Did you know that this year the internet is 30 years old? The very first website was published by World Wide Web creator Tim Berners-Lee on the 6th of August 1991, and there is an archived version of it still available to view today. Of course, web design has come an awfully long way in 30 years, moving from a handful of fonts and a rudimentary CSS system to sophisticated multi-megabyte pages with more frameworks, icons and fonts to choose from than we know how to use.
When we say ‘design’ people often just think of how the website looks on the surface, and that is a big part of it. But what design also means is how the site is constructed, how the navigation has been created and how best to convey brand consistency with placements, branding, content and SEO.
When trying to decide what makes your website effective there are a couple of different aspects you will need to think about. Each of these elements works together in harmony to create the perfect winning website, so you should give each one the same care and attention.
Gone are the days of whacky websites with flashing pictures and music playing everywhere. In modern times, consistency is a key and crucial factor when designing your website. This applies not only to the visual look of your website, but to the functionality as well. Having a consistent visual identity and functionality means your website looks coherent and works harmoniously across all of the different elements on each page, from headers and footers to navigation bars, fonts, menu structure, and even buttons. This means your users have a more positive experience with your brand, stay on your website longer, and are able to navigate and use your website properly, which is particularly important for eCommerce websites.
Call to Action
You probably have an idea of what you want a prospect to do once they land on your website. It might be to visit a certain page, or to click a link, or to contact you to discuss their needs in-depth. But you will know roughly what journey you want them to take. But to make sure they actually do that, you need to tell them what it is you want them to do. This might sound pushy, but it works! It’s called a call to action, and you want them scattered throughout your website. They should be brief, create urgency, and be direct and easy to action. You can do this both in your copy and using your web design. For example, calls to action with buttons have been proven to increase click-through rate which is exactly what you want. So use your design to put frequent calls to action across your website.
While the original websites were all viewed on desktops, that’s not the way it is today. In fact, the majority of internet browsing is now done on mobile devices. Mobile internet browsing is here to stay, so your website needs to be designed to be mobile-friendly. Most DIY website tools will have limited (if any) tools for developing a mobile-friendly site. This means your site will be slow to load and often display in odd ways or sometimes not at all on a mobile device. This is a big problem for you for 2 reasons. 1 – with 60% of internet browsing is done on mobile and 4 out of 5 consumers shopping on mobile devices with a total spend of £65 billion, you risk people leaving your website when they see it isn’t mobile-friendly. In fact, 42% of people will choose a different search result to explore if the first is not mobile-friendly. Reason 2 is that in 2015 Google announced a new mobile-friendly addition to its algorithm (the way it ranks websites in search results) to boost where sites that are mobile-friendly appear in search engine results, and that addition has become more and more prevalent in recent years. So not only do you risk people leaving your website if it isn’t designed for mobile, but they might not find it at all.

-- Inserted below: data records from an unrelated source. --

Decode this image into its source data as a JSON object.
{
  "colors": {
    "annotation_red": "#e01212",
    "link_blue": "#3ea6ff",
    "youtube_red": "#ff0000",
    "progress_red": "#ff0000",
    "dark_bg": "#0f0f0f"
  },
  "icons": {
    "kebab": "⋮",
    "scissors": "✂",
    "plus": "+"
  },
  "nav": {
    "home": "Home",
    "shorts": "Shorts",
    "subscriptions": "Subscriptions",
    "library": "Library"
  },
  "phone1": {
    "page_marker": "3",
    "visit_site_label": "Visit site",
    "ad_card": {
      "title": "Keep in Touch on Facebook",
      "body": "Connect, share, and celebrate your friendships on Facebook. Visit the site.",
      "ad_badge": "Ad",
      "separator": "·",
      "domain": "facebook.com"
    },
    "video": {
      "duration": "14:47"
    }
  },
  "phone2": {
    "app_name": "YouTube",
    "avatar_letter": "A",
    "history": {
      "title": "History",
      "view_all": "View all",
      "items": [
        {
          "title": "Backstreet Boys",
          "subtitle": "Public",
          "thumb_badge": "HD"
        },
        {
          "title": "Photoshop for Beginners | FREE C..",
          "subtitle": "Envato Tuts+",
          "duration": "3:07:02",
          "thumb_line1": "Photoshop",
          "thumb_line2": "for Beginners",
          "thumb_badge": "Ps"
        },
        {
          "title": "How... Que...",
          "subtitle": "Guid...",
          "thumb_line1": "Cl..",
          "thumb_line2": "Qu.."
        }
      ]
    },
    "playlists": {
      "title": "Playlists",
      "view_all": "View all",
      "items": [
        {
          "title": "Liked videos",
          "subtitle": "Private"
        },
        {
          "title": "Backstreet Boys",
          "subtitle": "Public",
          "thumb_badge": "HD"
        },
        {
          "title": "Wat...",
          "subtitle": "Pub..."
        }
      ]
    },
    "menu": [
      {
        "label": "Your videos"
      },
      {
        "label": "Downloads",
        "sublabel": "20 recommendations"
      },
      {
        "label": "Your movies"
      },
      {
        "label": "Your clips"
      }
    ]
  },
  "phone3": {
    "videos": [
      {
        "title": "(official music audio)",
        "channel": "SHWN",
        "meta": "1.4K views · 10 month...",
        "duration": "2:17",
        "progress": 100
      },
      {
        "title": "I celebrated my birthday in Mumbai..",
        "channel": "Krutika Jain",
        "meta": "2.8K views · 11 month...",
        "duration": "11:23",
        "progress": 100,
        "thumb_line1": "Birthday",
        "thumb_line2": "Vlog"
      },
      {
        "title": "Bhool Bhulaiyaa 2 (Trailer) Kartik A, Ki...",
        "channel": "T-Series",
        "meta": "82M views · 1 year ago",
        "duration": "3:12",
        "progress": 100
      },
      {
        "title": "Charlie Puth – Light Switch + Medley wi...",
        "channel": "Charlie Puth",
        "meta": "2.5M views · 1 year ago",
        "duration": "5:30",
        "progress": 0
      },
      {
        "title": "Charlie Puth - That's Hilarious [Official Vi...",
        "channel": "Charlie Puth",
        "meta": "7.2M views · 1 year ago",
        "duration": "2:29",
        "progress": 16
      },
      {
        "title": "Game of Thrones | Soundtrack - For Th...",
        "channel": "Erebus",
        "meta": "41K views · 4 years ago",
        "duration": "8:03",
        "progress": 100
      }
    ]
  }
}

As very visual beings, we are often very invested in what our website looks like, but not so much what it says. While being visually attractive is an incredibly important element in good web design, you need to pair it with some good text. We call this ‘copy’, and it is the most commonly missed fundamental of web design. The truth is that design and copy are two sides of the same coin, inseparable in every way. Design in the absence of content is not design at all, it’s just decoration, so our focus should be on creating a website that looks great, but also has some well thought out, keyword-rich copy that motivates the user to continue reading or to buy.
SEO in web design spans a variety of topics. On the content side, it covers keyword selection, regular content uploading, page naming, link building and keyword placement. On the more technical side, it includes elements like loading time, visual appeal, mobile-friendliness, navigation, image size and placement, overall design and much more. All of these elements are simple to put in place at the design stage, but if they are forgotten about it’s incredibly hard to put them in later. When designing a website, the user should always be the priority because this will help determine your SEO strategy and rankings. A website built from scratch is essentially a clean slate, so you can implement SEO and user-friendly practices from the foundations, but build-your-own websites often lose this important functionality. SEO is a fundamental element of good web design and plays a key part in the success of the website. A website that has been designed with compatible SEO is likely to draw more traffic than one with the same visual design, but no SEO built-in.

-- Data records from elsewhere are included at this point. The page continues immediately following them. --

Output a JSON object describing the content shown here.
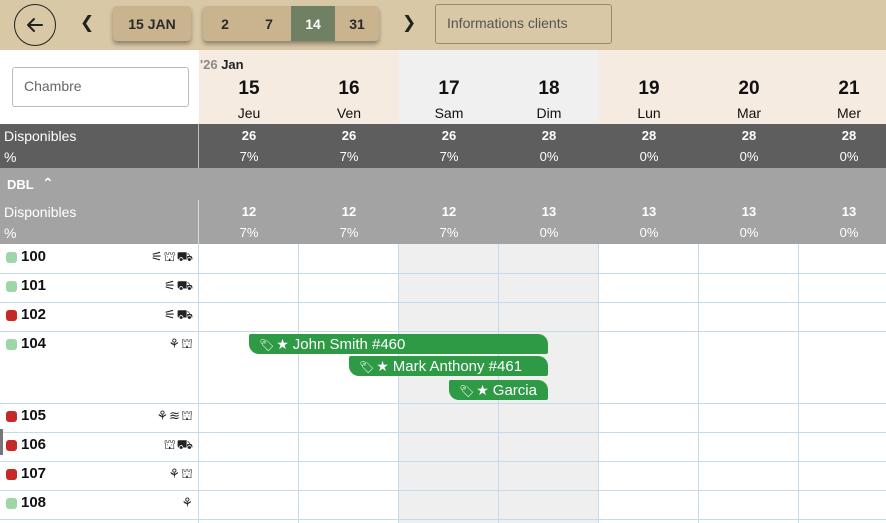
{
  "toolbar": {
    "back_icon": "arrow-left-circle-icon",
    "prev_icon": "chevron-left-icon",
    "next_icon": "chevron-right-icon",
    "date_button": "15 JAN",
    "range_options": [
      "2",
      "7",
      "14",
      "31"
    ],
    "range_selected": "14",
    "info_placeholder": "Informations clients"
  },
  "filter": {
    "room_placeholder": "Chambre"
  },
  "calendar": {
    "year_prefix": "'26",
    "month": "Jan",
    "days": [
      {
        "num": "15",
        "name": "Jeu",
        "weekend": false
      },
      {
        "num": "16",
        "name": "Ven",
        "weekend": false
      },
      {
        "num": "17",
        "name": "Sam",
        "weekend": true
      },
      {
        "num": "18",
        "name": "Dim",
        "weekend": true
      },
      {
        "num": "19",
        "name": "Lun",
        "weekend": false
      },
      {
        "num": "20",
        "name": "Mar",
        "weekend": false
      },
      {
        "num": "21",
        "name": "Mer",
        "weekend": false
      }
    ]
  },
  "summary": {
    "available_label": "Disponibles",
    "percent_label": "%",
    "available": [
      "26",
      "26",
      "26",
      "28",
      "28",
      "28",
      "28"
    ],
    "percent": [
      "7%",
      "7%",
      "7%",
      "0%",
      "0%",
      "0%",
      "0%"
    ]
  },
  "group": {
    "name": "DBL",
    "collapse_icon": "chevron-up-icon",
    "available_label": "Disponibles",
    "percent_label": "%",
    "available": [
      "12",
      "12",
      "12",
      "13",
      "13",
      "13",
      "13"
    ],
    "percent": [
      "7%",
      "7%",
      "7%",
      "0%",
      "0%",
      "0%",
      "0%"
    ]
  },
  "rooms": [
    {
      "number": "100",
      "status_color": "#9fd6a8",
      "icons": "⚟⛫⛟"
    },
    {
      "number": "101",
      "status_color": "#9fd6a8",
      "icons": "⚟⛟"
    },
    {
      "number": "102",
      "status_color": "#c62828",
      "icons": "⚟⛟"
    },
    {
      "number": "104",
      "status_color": "#9fd6a8",
      "icons": "⚘⛫"
    },
    {
      "number": "105",
      "status_color": "#c62828",
      "icons": "⚘≋⛫"
    },
    {
      "number": "106",
      "status_color": "#c62828",
      "icons": "⛫⛟"
    },
    {
      "number": "107",
      "status_color": "#c62828",
      "icons": "⚘⛫"
    },
    {
      "number": "108",
      "status_color": "#9fd6a8",
      "icons": "⚘"
    }
  ],
  "bookings": [
    {
      "label": "John Smith #460",
      "icons": [
        "tag-icon",
        "star-icon"
      ]
    },
    {
      "label": "Mark Anthony #461",
      "icons": [
        "tag-icon",
        "star-icon"
      ]
    },
    {
      "label": "Garcia",
      "icons": [
        "tag-icon",
        "star-icon"
      ]
    }
  ],
  "colors": {
    "toolbar_bg": "#d8c8a6",
    "booking_green": "#2e9a45",
    "summary_dark": "#5e5e5e",
    "summary_light": "#a3a3a3",
    "status_available": "#9fd6a8",
    "status_occupied": "#c62828"
  }
}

At Lion Spirit Media our job is to help you find your roar and amplify it far and wide through the business jungle. That means starting at the very beginning and ensuring you have a solid foundation for all of your marketing efforts – a killer website. Our experts can work with you to design a website that’s functional, looks great, and appeals to search engines to get your business out there. If you need help finding your roar, just get in touch with us to book your free consultation today.